Tobacco and alcohol (and opium, also mentioned in the chapter) make hard lives more bearable but exact a heavy price. So too do various non-chemical fixes to which Bloom seems immune: militaristic patriotic fervor, mesmerizing religious rituals, the alluring greed of betting on horses. Some milder indulgences clearly appeal to him: drinking tea, dreaming of warmer climates, lusting after women who are not his wife. But these tender seductions are less dangerous than Bloom's determination not to think seriously about the marriage problems that are driving his wife to commit adultery. At one point in the chapter he envies castrated horses their freedom from sexual desire. At another he discounts the value of communication between spouses: "Talk: as if that would mend matters."
Hugh Kenner argues that this chapter presents a man who is "virtually in shock" (Ulysses, 51). "In a state of near-nescience, Bloom is wandering almost at random, thinking of everything but the main thing he found out an hour before, that Boylan will cuckold him this afternoon. This he must not dwell on." Ian Gunn and Clive Hart note that "The meanderings which follow his initial appearance on the quay are like the aimless wanderings of a drugged and troubled man, Bloom's demeanour suggesting, indeed, that he may not be fully conscious of what he is doing" (James Joyce's Dublin, 34-35). Several scholars have argued that Bloom's steps trace the shape of a giant question mark. In A Topographical Guide to James Joyce's Ulysses, Hart observes that he actually tramps out two question marks, the second one begun when he detours all the way around the post office to reach a church that stands beside it.
Joyce's two schemas continue the disagreement they showed about the times of Stephen's second and third chapters: Gilbert's has Lotus Eaters starting at 10 AM, while Linati's says 9. They agree, however, that the following chapter, Hades, takes place between 11:00 and noon. Somewhere near the beginning of this two-hour frame, perhaps 9:30 or so to give Bloom time to travel to his spot south of the river, the chapter begins. An hour or so later, the action ends with Bloom thinking of a mild physical indulgence: taking a warm bath and masturbating in the water. His anticipation of these anodynes bring to his mind the lotus flower that ties together the chapter's thoughts about evading life's hardships.

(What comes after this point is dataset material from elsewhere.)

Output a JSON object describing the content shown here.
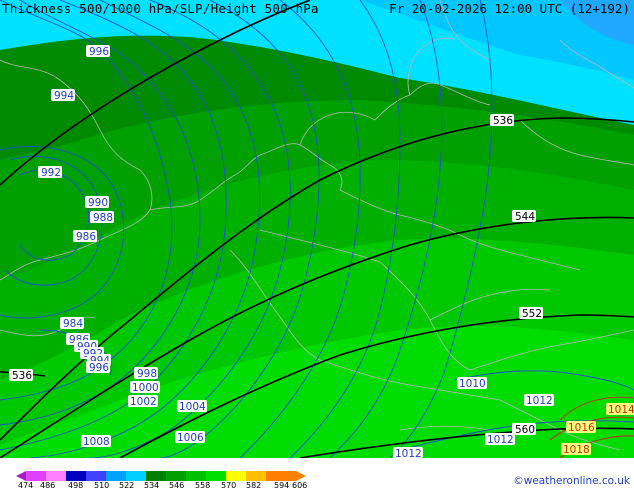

In the unrepresented temporal space between Calypso and Lotus Eaters, by some unspecified mode of locomotion, Bloom has traveled from his house in the north central part of the city to an area just south of the River Liffey and east of the central business hub. Gunn and Hart infer that he has probably walked. If so, they note, his perambulation of a little over a mile corresponds closely in time and distance to the one that Stephen takes between Telemachus and Nestor, and it predicts the walk that he and Stephen will take at the end of the novel, from the same area near the Liffey docks back to Bloom's house on Eccles Street: "The initial and final parts of the odyssey, the outward and inward journeys, are thus made to form a perfect symmetry" (34).